Who is your government hero who is not an elected official?
My government hero is Noah Shaw, who is General Counsel and Secretary of the Board at the New York State Energy Research Development Authority. I met him when he was an intern at the Lawyers Committee for Civil Rights in Boston and he was a staff attorney. Noah’s belief in the goodness of people and the power of government is evergreen. Before NYSERDA, Noah worked at the Department of Energy. He is always looking for ways to make government work better, to make energy work better for the people of New York. One of my favorite examples is the growth of energy-efficient affordable housing in NY. Noah’s a great example of using a state as a lab to test deeply innovative and important policy. He is an excellent collaborator, a creative thinker, and an inspiring person.
ImagineGov: If government could be anything, if government was what we want and aspire for it to be, what would it be or do?
I imagine a government that finds a way to talk to the American people so we understand our interconnection and interdependence.

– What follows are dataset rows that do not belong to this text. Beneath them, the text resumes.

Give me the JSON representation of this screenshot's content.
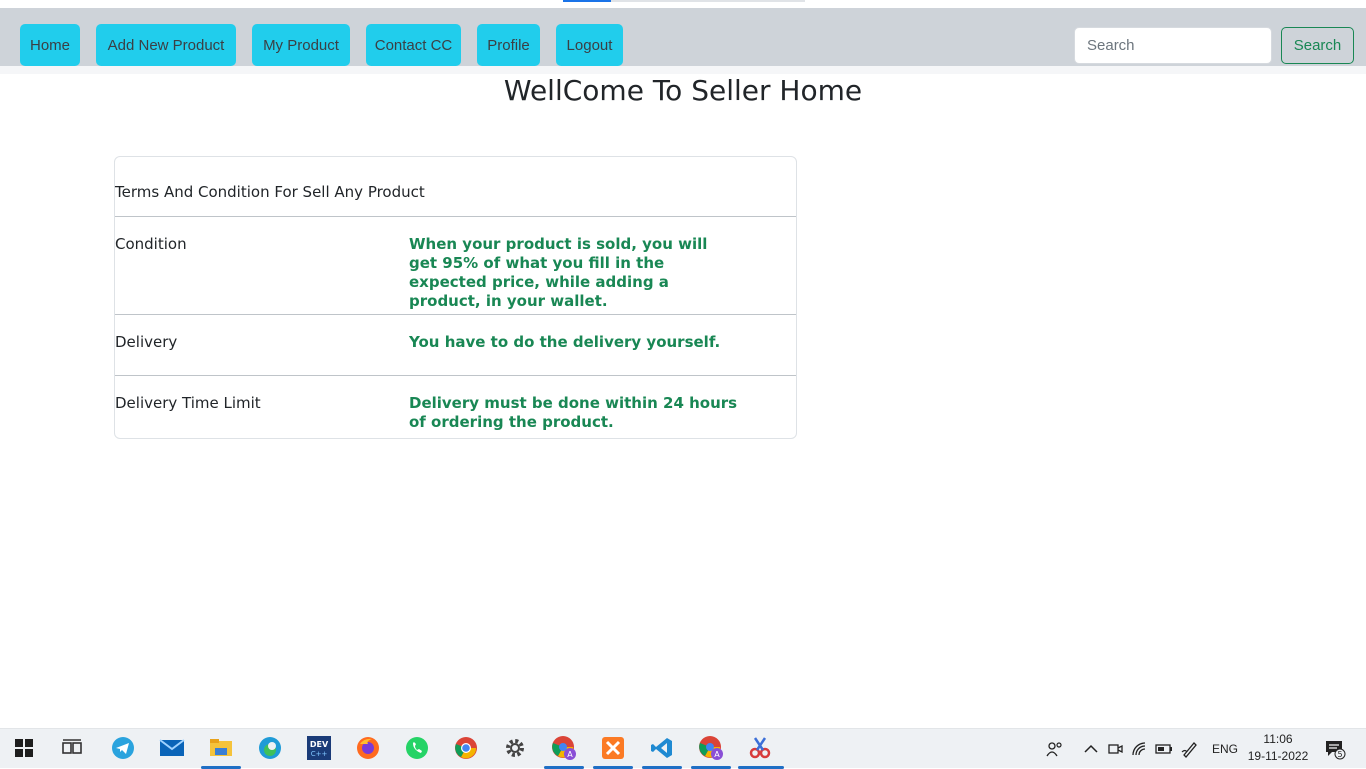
{
  "nav": {
    "items": [
      {
        "label": "Home"
      },
      {
        "label": "Add New Product"
      },
      {
        "label": "My Product"
      },
      {
        "label": "Contact CC"
      },
      {
        "label": "Profile"
      },
      {
        "label": "Logout"
      }
    ],
    "search_placeholder": "Search",
    "search_button": "Search",
    "accent": "#21cdec"
  },
  "main": {
    "title": "WellCome To Seller Home",
    "card": {
      "header": "Terms And Condition For Sell Any Product",
      "rows": [
        {
          "label": "Condition",
          "value": "When your product is sold, you will get 95% of what you fill in the expected price, while adding a product, in your wallet."
        },
        {
          "label": "Delivery",
          "value": "You have to do the delivery yourself."
        },
        {
          "label": "Delivery Time Limit",
          "value": "Delivery must be done within 24 hours of ordering the product."
        }
      ],
      "value_color": "#198754"
    }
  },
  "taskbar": {
    "apps": [
      "start-icon",
      "task-view-icon",
      "telegram-icon",
      "mail-icon",
      "file-explorer-icon",
      "edge-icon",
      "devc-icon",
      "firefox-icon",
      "whatsapp-icon",
      "chrome-icon",
      "settings-icon",
      "chrome-profile-icon",
      "xampp-icon",
      "vscode-icon",
      "chrome-profile-2-icon",
      "snipping-tool-icon"
    ],
    "language": "ENG",
    "time": "11:06",
    "date": "19-11-2022",
    "notification_count": "5"
  }
}
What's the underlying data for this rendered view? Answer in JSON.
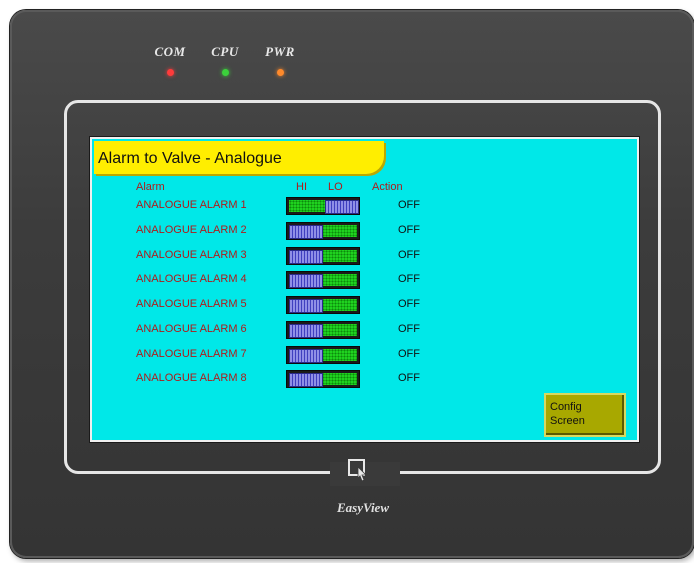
{
  "device": {
    "leds": [
      {
        "label": "COM",
        "color": "#ff3b3b"
      },
      {
        "label": "CPU",
        "color": "#3bd13b"
      },
      {
        "label": "PWR",
        "color": "#ff8a2b"
      }
    ],
    "brand": "EasyView",
    "brand_icon": "pointing-hand-icon"
  },
  "screen": {
    "background": "#00e8e8",
    "title": "Alarm to Valve - Analogue",
    "headers": {
      "alarm": "Alarm",
      "hi": "HI",
      "lo": "LO",
      "action": "Action"
    },
    "rows": [
      {
        "label": "ANALOGUE ALARM 1",
        "switch": "LO",
        "action": "OFF"
      },
      {
        "label": "ANALOGUE ALARM 2",
        "switch": "HI",
        "action": "OFF"
      },
      {
        "label": "ANALOGUE ALARM 3",
        "switch": "HI",
        "action": "OFF"
      },
      {
        "label": "ANALOGUE ALARM 4",
        "switch": "HI",
        "action": "OFF"
      },
      {
        "label": "ANALOGUE ALARM 5",
        "switch": "HI",
        "action": "OFF"
      },
      {
        "label": "ANALOGUE ALARM 6",
        "switch": "HI",
        "action": "OFF"
      },
      {
        "label": "ANALOGUE ALARM 7",
        "switch": "HI",
        "action": "OFF"
      },
      {
        "label": "ANALOGUE ALARM 8",
        "switch": "HI",
        "action": "OFF"
      }
    ],
    "config_button": "Config\nScreen"
  }
}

Our government is inherently alienated from parts of itself. When we look at Congress and see people unable to talk to each other, it creates a ripple effect through society, so we do a lot of yelling past each other. I ImagineGov actually listening across political divides.
Why is the work of Indivisible so important?
People have come to think about government as self-hating, ineffective, and inefficient. And even government officials speak disparagingly of government and want to shut it down. The very word Indivisible is important, not just because of its powerful imagery in the history of America, but because it means being incapable of being divided. If a house divided against itself cannot stand, then we’re on that road.
Indivisible speaks from a place of unity and integrity and says that we’re united by more than what divides us. It’s important that Indivisible speaks about government, and not politics, because they’re not the same thing. We need to remember that we are one. E pluribus unum. We’ve forgotten that citizenship is an act of community.
Name someone whose answers to these questions you would like to read.
Ann O’Leary. She has devoted her life to thinking about how to make life better for our most vulnerable with a depth of intelligence, wisdom, and understanding that is unmatched.